Content starts
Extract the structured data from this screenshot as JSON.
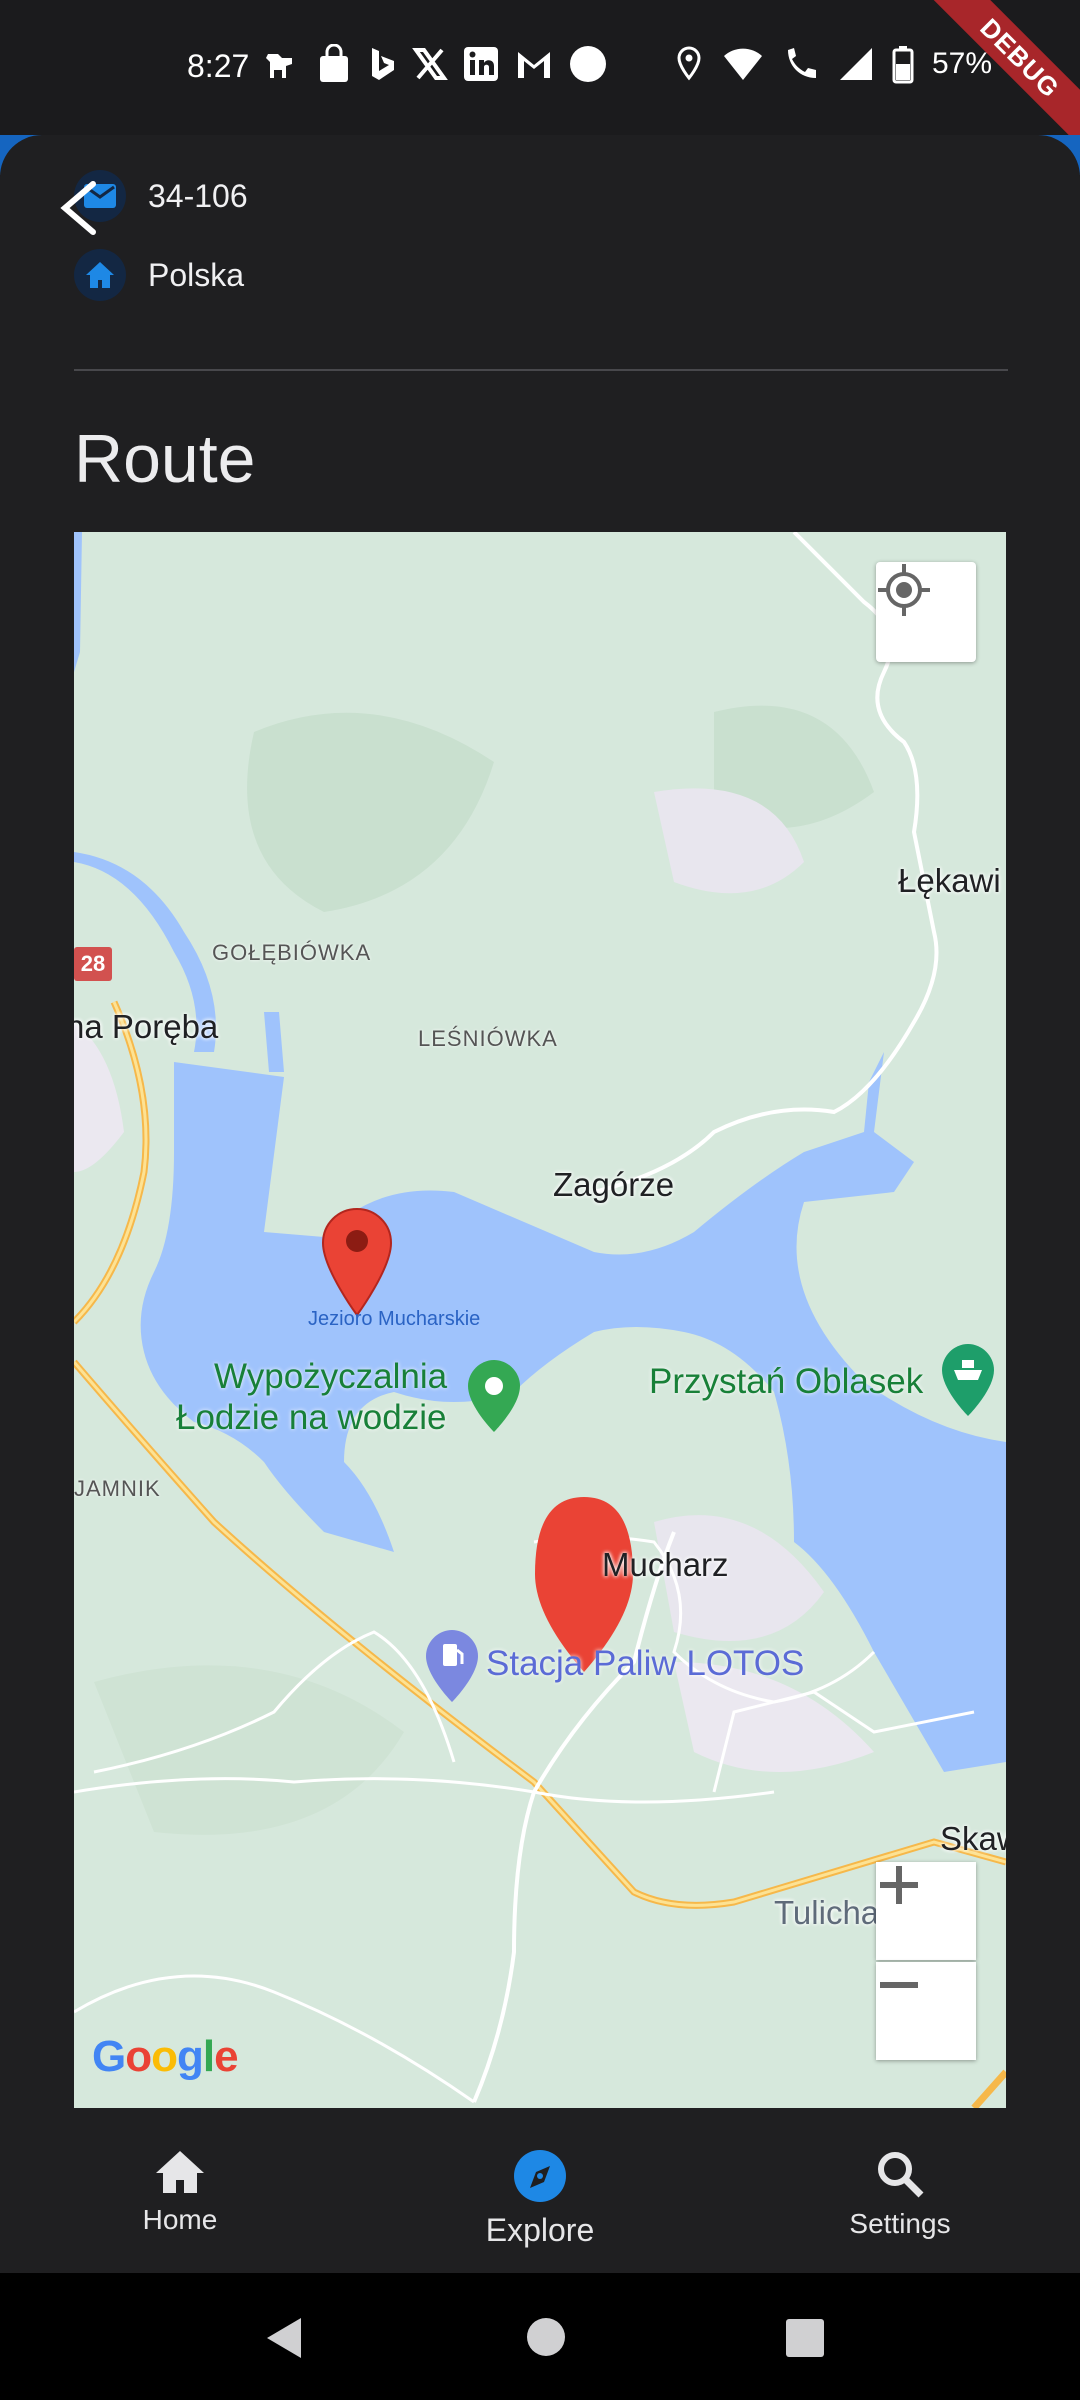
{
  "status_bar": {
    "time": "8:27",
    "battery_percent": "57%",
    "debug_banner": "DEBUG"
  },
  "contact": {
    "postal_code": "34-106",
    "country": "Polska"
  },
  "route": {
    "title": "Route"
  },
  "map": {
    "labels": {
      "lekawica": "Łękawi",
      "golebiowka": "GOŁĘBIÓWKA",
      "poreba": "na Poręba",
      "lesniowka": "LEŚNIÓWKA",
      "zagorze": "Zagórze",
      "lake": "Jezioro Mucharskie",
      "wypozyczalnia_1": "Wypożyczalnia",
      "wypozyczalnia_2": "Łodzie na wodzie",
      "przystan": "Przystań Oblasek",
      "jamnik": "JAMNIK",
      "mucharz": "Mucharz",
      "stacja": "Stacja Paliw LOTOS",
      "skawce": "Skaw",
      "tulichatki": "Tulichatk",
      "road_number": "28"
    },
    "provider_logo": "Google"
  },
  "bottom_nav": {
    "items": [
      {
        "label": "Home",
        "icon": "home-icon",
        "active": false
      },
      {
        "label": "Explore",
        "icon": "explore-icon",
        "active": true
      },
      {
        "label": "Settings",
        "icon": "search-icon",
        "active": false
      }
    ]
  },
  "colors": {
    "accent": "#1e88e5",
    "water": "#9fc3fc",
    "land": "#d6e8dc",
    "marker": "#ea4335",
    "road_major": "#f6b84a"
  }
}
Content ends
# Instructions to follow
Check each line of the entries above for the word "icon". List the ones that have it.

# Answer box
        "icon": "home-icon",
        "icon": "explore-icon",
        "icon": "search-icon",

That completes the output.